'How available will legalized pot be to my kid in Yakima?'

YAKIMA, Wash. -- About 500 people packed into the Convention Center to get some face time with the Liquor Control Board.

Many had strong opinions about legalized marijuana in Washington.

'My goodness gracious we can do this. Tell me that people didn't come up with all these arguments during the prohibition," Joe Dennis said.

"Concerns that you may have on the West side are different than those of ours on the East side," Andi Ervin said.

Officials from the LCB held the unique open forum to get feedback from the public on the implementation of I-502. The historical imitative passed, however pot will be regulated is still to be determined.
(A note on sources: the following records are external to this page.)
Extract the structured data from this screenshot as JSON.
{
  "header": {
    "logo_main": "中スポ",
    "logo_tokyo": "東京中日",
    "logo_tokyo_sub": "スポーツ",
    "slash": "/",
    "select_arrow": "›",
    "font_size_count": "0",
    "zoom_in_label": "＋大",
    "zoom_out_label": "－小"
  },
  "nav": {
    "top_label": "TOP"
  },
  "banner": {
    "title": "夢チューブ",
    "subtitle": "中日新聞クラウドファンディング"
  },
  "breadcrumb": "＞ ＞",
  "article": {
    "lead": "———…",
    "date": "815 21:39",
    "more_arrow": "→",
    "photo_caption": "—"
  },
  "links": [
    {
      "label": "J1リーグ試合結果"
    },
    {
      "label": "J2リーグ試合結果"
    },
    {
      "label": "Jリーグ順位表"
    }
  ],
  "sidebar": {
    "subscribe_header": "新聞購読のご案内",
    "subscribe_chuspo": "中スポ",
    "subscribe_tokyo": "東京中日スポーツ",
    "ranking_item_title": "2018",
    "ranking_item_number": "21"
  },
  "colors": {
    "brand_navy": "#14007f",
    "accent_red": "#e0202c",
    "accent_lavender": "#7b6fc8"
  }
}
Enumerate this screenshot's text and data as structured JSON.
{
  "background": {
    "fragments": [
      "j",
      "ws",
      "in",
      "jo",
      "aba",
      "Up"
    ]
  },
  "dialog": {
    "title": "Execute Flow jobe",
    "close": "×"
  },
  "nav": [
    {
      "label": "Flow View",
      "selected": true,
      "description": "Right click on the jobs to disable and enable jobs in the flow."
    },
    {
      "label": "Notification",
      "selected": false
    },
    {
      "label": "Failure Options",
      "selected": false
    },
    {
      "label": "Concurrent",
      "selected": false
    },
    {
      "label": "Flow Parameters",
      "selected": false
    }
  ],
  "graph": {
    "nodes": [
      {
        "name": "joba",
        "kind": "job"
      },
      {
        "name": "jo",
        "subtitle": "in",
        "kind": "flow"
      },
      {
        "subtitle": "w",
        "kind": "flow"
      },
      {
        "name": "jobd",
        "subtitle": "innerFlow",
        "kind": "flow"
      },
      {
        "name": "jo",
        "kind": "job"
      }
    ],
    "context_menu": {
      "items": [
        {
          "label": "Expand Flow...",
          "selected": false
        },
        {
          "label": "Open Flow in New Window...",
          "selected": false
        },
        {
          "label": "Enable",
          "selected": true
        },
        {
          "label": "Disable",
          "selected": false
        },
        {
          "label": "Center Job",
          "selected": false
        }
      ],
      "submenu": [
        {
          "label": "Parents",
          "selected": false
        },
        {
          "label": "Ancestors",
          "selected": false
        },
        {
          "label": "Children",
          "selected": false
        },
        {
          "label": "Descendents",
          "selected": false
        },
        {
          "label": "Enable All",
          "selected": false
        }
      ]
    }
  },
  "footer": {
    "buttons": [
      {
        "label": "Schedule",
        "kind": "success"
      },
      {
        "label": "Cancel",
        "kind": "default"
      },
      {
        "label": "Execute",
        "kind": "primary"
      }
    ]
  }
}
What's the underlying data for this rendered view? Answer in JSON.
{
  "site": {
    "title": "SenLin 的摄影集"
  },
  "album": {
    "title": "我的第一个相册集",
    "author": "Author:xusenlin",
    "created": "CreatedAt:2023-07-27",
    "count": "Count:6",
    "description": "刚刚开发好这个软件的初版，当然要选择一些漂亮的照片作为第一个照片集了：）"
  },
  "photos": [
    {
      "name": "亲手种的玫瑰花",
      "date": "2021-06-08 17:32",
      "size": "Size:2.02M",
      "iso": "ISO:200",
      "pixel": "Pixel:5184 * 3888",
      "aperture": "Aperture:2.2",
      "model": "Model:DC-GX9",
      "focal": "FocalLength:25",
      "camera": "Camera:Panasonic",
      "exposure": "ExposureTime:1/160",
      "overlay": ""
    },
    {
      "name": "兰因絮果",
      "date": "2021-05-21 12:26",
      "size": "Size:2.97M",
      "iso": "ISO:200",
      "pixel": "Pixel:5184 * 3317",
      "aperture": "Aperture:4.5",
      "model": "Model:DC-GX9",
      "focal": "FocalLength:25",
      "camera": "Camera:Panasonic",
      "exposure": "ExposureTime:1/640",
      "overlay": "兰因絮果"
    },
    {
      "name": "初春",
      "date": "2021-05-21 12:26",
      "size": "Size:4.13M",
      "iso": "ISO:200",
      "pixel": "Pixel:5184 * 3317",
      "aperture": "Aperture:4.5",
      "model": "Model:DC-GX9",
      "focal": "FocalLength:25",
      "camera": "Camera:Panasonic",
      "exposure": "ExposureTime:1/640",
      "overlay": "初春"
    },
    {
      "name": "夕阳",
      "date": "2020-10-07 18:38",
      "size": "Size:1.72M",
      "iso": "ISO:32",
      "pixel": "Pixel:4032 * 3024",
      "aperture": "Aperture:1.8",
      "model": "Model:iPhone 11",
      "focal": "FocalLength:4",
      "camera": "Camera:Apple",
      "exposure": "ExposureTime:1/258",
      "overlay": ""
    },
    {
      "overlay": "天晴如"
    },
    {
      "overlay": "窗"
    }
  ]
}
"Were interested in hearing what the public has to say and that will help up formulate our rules," said LCB Chair, Sharon Foster.

One by one people took to the microphone. The biggest concern: how accessible marijuana will become to people under 21.

"Come on board and lets all work together to protect the youth in our communities," Peggy Gutierrez said.

Andi is a mother of four who drove four hours from home to attend the meeting. She says since the state privatized liquor, teens can steal it right off the shelf in their liquor store. She's worried the same will happen with pot.

"If we do not do our due diligence to secure the growth of marijuana will be no different. We will surely see increased possession of this drug by our youth through theft," Andi said.

Joe is a Prosser father who struggles to walk. He says medical marijuana is the only thing that helps his pain.

"I think that we can do this responsibly. I think we can do it intelligently. I think we can do it in a way that everyone will benefit," Joe said.

Of course, how and where it's grown was also a hot topic in an area saturated with agriculture.

"'Marijuana grows in addition need to be secured differently than wine grapes or hops. Those do not cause intoxication directly off the vine," Andi said.

Like it or not, legalized marijuana is here... and the wave of mixed reactions is starting to light up.

The law requires all the rules to be finalized by this December. The state panel is recommending enacting a 25 percent excise tax...with some profits going to school construction.